ALBUQUERQUE, N.M. — There is no question that the biggest driver for social change is the media, especially Hollywood movies and television.
Broadway musicals play a part too, of course. In 1983, “La Cage aux Folles” – a musical based on a 1973 French film – premiered on Broadway. More than 30 years before the Supreme Court made gay marriage legal, “La Cage aux Folles” normalized gay marriage for mass consumption.
This once-revolutionary musical is receiving a solid production at Landmark Musicals, anchored in the fine performances of Darby Fegan and Bill Williams as the middle-aged gay couple.
This is the stuff of classic French farce. Georges and Albin have lived together as lovers for 20 years and have together raised Georges’ son, Jean-Michel, who has reluctantly invited his fiancé’s parents over for dinner to meet his dad. Although he loves him, he insists the more effeminate Albin not be there, as his future father-in-law is a strict conservative. Naturally, Albin has other plans, and you can probably guess how he manages to be present when the parents arrive.

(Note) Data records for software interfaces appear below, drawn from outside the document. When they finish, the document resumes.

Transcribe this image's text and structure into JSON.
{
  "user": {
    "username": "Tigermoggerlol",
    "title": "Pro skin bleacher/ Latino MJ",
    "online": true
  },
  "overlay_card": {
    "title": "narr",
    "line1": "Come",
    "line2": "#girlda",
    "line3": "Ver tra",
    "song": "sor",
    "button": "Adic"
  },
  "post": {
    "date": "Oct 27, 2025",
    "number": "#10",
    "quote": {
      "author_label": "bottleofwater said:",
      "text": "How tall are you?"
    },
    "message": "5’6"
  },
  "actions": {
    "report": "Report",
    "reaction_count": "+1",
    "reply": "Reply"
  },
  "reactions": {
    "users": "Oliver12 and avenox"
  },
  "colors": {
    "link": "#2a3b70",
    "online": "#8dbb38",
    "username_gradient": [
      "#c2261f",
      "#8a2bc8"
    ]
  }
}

If this plot sounds familiar, you may have seen the non-musical Hollywood film version “The Birdcage,” starring the late Robin Williams.
Georges owns a cabaret on the French Riviera, and Albin is the main attraction, Zaza. Written by Jerry Herman (music and lyrics) and Harvey Fierstein (book), the show is framed around the cabaret – with a chorus of drag performers throughout – and Georges is the master of ceremonies.
The ingenious set design by Dahl Delu manages to effortlessly remove the cabaret and roll forward Georges and Albin’s living room, Jacqueline’s restaurant, and a little outdoor café when needed.
The set changes are drastic but never obtrusive, and this extends even to the change of décor in Georges and Albin’s home before the conservative parents arrive. All the homoerotic art is removed and replaced with an enormous cross and other Christian paraphernalia. Unfortunately, they forget about the erotic Greek figures on the china and in all the confusion the dinner burns and they need to go to a restaurant. This and the scene immediately afterward in Jacqueline’s restaurant are probably the funniest in the play, as we would expect when the clash of opposites finally ensues.
Herman wrote the classic musicals “Hello Dolly” and “Mame,” and “La Cage aux Folles” is standard Broadway fare, except for the gender of the romantic pair at the center of the story. There are some catchy tunes beautifully performed by the two leads. Especially powerful is the Act 1 closer, “I Am What I Am,” sung by the dejected Albin after he learns he is not wanted at the all-important meeting. Williams is wonderful throughout.
Fegan, who is normally the Landmark musical director, plays Georges with a knowing archness that seems just right for this character.
The production is directed with finesse by Zane Barker, who very wisely cast his wife, Wendy Barker, in the role of Jacqueline. A singer of great power and range, she is also brilliant in the role of the media-savvy restaurateur who saves the day.
“La Cage aux Folles” is playing through Aug. 12 at the Rodey Theater on UNM Campus. Call 453-8844 or go to landmarkmusicals.org to make a reservation.